Feldkamp wrote it’s his fault, not the fault of anyone else, saying he should have previewed the play so he could have caught the scene and made changes prior to the performances.

He will preview student plays from now on, he wrote.

Caracciolo said what’s even more frustrating is that all school employees, including the adults supervising the play, have been undergoing Diversity Equity Inclusion (DEI) training, in a district-wide effort that began in 2013.

Then, in the fall of 2019, 11 Vickery Creek Middle School students were disciplined for targeting minority students at the school with dozens of racially offensive and hateful posts on social media that included multiple uses of the n-word.

“Obviously, with the incident that happened at that one middle school (last week), we still have a long way to go in our journey,” Caracciolo said.

The drama club’s calendar, posted on the school website, shows that rehearsals were scheduled to take place twice a week from January through April, right up until the two dress rehearsals scheduled for Monday and Tuesday of last week, followed by the club’s three performances, Wednesday through Friday.

It was not clear if anyone during those months raised any concerns until someone in the audience of one of the performances complained to administrators on Saturday.

And it was not clear if any of the parents, including the parents of the Black student, were aware.

Caracciolo said it was not the middle school students’ responsibility to notice and speak out. 

“It should be on our staff members (and administrators), not on those individual students for them to recognize this," she said. "That’s something that, as adults, that we have a responsibility to do. We apologize for what occurred, it was racially insensitive, and we are committed to doing better for our students and their families.”

Caracciolo said the DEI training is all the more important because of how quickly the demographics of Forsyth County students are changing.

“Next year we expect to be a majority-minority school system," she said. "We have a lot of change going on, and so we just want to be able to make sure that everyone feels included and everyone’s welcomed.”

Read the principal's full letter:

Dear VCMS Parents/Guardians, 

I am writing to you this evening about our drama production of last week, Sherlock Meets the Phantom.
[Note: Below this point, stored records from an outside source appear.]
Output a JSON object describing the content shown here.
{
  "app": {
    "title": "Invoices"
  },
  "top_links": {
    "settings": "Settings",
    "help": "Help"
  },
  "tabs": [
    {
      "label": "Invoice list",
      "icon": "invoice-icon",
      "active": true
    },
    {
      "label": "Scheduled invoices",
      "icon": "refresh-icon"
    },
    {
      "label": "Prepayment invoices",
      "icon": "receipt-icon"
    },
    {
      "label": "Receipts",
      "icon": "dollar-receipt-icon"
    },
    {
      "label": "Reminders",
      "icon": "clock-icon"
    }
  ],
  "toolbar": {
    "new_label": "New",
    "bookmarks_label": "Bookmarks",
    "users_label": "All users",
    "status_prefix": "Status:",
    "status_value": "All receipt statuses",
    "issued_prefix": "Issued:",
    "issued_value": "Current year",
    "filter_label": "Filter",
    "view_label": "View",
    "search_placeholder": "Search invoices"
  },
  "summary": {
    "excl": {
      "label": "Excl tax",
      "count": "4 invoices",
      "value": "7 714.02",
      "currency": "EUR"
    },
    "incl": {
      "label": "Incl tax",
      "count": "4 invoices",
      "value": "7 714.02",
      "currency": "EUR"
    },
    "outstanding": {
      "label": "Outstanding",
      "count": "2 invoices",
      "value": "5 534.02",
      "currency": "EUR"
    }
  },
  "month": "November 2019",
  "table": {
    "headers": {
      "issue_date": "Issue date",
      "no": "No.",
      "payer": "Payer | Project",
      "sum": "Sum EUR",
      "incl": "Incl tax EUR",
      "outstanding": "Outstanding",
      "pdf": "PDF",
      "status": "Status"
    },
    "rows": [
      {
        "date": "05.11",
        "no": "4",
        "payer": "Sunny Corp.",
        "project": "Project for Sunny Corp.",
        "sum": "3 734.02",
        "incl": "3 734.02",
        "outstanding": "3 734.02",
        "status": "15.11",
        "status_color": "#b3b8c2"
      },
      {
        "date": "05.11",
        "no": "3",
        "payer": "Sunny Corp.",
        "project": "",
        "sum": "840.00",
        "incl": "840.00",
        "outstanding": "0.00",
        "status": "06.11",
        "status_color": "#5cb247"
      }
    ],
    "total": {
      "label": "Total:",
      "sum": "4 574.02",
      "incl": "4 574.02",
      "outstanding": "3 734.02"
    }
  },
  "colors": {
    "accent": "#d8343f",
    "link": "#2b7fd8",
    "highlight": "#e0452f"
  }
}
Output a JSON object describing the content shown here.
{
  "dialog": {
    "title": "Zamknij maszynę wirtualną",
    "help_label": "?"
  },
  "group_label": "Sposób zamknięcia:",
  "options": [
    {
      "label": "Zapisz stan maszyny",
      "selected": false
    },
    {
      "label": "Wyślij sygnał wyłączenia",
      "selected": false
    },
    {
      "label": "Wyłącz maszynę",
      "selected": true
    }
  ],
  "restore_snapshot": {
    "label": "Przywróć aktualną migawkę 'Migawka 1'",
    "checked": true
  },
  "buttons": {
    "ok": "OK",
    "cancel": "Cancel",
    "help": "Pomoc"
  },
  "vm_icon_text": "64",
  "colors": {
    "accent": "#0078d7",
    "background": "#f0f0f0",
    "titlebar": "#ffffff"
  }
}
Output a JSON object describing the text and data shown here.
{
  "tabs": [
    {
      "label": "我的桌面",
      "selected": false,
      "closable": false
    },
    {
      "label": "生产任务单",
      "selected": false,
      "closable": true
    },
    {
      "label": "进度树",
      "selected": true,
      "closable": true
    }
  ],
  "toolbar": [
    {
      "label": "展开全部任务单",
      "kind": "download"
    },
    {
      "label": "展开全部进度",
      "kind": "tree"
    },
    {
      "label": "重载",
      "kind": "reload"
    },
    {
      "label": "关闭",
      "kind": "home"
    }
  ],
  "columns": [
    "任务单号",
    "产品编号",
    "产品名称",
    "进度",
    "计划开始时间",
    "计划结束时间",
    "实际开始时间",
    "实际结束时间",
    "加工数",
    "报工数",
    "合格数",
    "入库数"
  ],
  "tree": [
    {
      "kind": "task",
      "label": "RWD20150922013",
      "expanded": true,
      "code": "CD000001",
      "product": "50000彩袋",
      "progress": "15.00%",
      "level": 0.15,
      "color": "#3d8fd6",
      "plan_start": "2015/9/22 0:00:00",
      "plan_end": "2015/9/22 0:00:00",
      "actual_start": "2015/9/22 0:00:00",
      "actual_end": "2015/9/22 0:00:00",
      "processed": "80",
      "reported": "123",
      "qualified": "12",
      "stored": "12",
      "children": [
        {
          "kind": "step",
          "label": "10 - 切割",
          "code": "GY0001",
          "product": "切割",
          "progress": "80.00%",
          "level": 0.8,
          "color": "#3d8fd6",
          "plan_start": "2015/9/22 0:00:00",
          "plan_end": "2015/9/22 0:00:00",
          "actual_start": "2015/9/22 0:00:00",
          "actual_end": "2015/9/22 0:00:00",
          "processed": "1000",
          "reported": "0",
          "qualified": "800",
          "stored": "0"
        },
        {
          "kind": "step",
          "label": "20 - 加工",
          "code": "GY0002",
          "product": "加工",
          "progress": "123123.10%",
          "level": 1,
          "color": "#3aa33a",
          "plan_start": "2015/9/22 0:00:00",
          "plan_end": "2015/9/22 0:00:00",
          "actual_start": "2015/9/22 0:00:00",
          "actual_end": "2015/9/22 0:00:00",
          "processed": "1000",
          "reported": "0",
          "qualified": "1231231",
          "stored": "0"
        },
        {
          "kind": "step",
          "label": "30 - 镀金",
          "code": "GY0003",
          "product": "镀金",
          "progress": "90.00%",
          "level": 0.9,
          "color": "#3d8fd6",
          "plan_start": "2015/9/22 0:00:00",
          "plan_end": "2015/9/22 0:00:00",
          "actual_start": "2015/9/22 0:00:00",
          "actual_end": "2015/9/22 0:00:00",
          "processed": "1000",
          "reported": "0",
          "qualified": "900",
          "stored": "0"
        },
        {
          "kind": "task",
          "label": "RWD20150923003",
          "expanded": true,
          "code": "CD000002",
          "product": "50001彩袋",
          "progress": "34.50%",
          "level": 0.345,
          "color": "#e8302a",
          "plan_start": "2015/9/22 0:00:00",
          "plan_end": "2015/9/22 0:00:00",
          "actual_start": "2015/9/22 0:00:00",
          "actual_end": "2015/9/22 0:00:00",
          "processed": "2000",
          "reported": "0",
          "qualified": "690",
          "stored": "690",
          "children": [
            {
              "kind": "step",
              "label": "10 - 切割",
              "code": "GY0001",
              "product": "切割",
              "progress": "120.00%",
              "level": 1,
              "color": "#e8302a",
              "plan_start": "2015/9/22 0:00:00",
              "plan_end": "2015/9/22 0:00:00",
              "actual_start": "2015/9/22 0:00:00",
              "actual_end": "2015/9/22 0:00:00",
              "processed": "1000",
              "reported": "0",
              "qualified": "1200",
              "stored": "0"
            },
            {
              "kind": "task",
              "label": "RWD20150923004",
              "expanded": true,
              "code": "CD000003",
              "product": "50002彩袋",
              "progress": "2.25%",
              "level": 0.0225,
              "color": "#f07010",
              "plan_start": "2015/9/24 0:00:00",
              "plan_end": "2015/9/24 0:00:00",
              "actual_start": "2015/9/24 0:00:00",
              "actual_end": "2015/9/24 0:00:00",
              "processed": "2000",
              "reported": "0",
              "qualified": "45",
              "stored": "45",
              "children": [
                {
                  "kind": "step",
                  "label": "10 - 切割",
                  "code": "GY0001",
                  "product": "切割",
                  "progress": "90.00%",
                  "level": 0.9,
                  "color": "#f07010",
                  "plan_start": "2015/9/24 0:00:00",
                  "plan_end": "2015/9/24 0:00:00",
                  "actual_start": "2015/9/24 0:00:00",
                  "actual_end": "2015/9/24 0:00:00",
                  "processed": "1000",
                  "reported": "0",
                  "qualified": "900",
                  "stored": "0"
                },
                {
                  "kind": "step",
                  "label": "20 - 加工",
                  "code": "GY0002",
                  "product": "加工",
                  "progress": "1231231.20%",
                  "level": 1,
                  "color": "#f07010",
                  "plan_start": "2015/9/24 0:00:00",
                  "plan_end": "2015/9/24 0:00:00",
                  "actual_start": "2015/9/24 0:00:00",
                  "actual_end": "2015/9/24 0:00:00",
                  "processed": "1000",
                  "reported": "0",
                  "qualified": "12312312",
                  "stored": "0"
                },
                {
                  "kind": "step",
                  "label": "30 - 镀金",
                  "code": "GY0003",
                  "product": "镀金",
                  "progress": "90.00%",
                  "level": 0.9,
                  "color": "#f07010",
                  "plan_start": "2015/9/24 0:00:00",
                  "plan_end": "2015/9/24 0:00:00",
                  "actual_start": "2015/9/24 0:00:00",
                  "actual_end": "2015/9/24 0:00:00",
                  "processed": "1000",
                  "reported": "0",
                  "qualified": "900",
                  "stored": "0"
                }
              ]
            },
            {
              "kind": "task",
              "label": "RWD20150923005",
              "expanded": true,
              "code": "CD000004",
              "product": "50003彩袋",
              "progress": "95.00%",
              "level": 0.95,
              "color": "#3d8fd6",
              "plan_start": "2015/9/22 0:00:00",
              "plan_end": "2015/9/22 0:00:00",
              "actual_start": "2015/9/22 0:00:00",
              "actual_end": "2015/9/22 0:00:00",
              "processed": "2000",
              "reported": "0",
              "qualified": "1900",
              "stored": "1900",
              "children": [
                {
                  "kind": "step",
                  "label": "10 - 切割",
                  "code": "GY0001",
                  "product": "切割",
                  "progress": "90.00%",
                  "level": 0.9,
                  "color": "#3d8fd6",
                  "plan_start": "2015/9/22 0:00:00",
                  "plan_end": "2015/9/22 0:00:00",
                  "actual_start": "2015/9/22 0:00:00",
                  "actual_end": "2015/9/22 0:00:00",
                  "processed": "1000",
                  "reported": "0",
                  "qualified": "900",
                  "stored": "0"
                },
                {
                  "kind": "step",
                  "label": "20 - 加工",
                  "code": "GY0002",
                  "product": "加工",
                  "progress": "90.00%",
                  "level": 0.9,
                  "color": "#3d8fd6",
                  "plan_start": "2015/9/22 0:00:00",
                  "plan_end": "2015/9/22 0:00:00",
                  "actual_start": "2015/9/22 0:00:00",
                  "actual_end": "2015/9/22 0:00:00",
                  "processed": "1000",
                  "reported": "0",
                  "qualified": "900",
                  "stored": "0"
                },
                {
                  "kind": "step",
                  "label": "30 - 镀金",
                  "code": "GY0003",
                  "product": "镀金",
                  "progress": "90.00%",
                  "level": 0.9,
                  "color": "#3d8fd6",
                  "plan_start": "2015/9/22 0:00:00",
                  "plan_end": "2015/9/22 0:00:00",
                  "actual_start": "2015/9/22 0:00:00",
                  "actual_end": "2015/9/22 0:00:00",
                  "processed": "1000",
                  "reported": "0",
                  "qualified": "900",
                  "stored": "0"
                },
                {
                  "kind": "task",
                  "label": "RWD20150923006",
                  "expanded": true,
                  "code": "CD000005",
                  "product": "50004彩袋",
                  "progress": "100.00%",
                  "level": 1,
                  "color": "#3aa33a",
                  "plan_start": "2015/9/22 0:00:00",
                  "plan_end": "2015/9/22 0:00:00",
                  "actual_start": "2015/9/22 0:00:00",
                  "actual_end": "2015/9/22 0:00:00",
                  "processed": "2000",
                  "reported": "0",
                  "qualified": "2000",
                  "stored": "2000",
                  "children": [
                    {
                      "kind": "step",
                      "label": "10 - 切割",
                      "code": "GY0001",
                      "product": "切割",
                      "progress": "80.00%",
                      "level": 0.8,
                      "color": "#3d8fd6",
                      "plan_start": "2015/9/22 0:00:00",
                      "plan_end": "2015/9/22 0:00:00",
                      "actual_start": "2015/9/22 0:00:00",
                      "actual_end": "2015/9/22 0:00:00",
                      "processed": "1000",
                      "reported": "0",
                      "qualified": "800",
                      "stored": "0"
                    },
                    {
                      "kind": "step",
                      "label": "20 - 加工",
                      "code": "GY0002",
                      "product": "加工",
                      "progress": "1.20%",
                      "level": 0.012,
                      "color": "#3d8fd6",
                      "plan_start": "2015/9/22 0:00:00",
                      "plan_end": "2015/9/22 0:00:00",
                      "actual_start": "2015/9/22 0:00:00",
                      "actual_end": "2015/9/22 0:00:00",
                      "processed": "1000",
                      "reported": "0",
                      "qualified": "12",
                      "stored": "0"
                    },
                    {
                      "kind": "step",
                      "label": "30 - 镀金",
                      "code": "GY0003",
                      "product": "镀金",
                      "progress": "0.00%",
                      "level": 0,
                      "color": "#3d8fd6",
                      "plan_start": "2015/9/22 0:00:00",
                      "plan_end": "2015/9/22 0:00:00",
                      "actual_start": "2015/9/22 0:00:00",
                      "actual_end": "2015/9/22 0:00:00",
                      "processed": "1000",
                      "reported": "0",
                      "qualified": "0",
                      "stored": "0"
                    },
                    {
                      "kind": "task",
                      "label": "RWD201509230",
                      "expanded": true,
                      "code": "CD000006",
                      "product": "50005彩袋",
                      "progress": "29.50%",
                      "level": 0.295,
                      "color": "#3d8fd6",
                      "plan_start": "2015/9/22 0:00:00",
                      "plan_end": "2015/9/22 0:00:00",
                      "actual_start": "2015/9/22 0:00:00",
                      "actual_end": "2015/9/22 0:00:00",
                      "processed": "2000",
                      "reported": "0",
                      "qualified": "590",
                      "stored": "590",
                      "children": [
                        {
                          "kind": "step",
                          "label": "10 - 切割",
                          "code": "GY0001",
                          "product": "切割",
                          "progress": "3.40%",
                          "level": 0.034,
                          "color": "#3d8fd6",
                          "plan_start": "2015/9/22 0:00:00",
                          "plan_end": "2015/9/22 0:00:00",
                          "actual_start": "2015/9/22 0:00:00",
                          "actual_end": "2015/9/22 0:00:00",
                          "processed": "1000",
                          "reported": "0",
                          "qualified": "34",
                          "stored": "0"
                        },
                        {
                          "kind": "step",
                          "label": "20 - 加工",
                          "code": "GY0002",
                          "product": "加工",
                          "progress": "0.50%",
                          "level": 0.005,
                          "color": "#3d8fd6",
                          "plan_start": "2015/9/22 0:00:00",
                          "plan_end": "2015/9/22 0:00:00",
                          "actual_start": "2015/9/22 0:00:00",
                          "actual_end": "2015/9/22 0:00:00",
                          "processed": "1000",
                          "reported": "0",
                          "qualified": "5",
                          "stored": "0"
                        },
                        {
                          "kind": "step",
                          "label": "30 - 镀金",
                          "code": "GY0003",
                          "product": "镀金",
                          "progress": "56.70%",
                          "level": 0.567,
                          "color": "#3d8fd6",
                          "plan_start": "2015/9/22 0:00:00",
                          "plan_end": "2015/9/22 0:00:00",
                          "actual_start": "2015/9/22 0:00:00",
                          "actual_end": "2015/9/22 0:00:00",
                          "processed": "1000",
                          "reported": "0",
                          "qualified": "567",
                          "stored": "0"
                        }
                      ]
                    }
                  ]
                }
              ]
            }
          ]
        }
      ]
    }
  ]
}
While our students did a fantastic job showcasing their many talents, there were parts of the play that were not appropriate at all. These parts were racially insensitive, particularly towards our African American students and families. I am truly sorry that this production was the one our students performed. It should have never been selected. For this is not who we are or what we are about at Vickery Creek. 

Our administrative team did not review the play beforehand and vet it. As the head of the school, I should have had such a process in place. For that, I am deeply sorry and do apologize to our students, families, and teachers. We are working with our district office to create guidelines and procedures to help ensure that a situation such as this never happens at Vickery Creek MS or any other FC school in the future. 

As you may know, as a school, we have been working with our staff and students in the areas of diversity, equity, and inclusion for the past two years. Clearly, we have much more work to do. I know this is not acceptable to you and it is not acceptable to me. Becoming more racially and culturally sensitive as a school will continue to be a major focus of my administrative team and staff as we work to build a much more sensitive and inclusive school community. 

Sincerely, 

Scott Feldkamp, Principal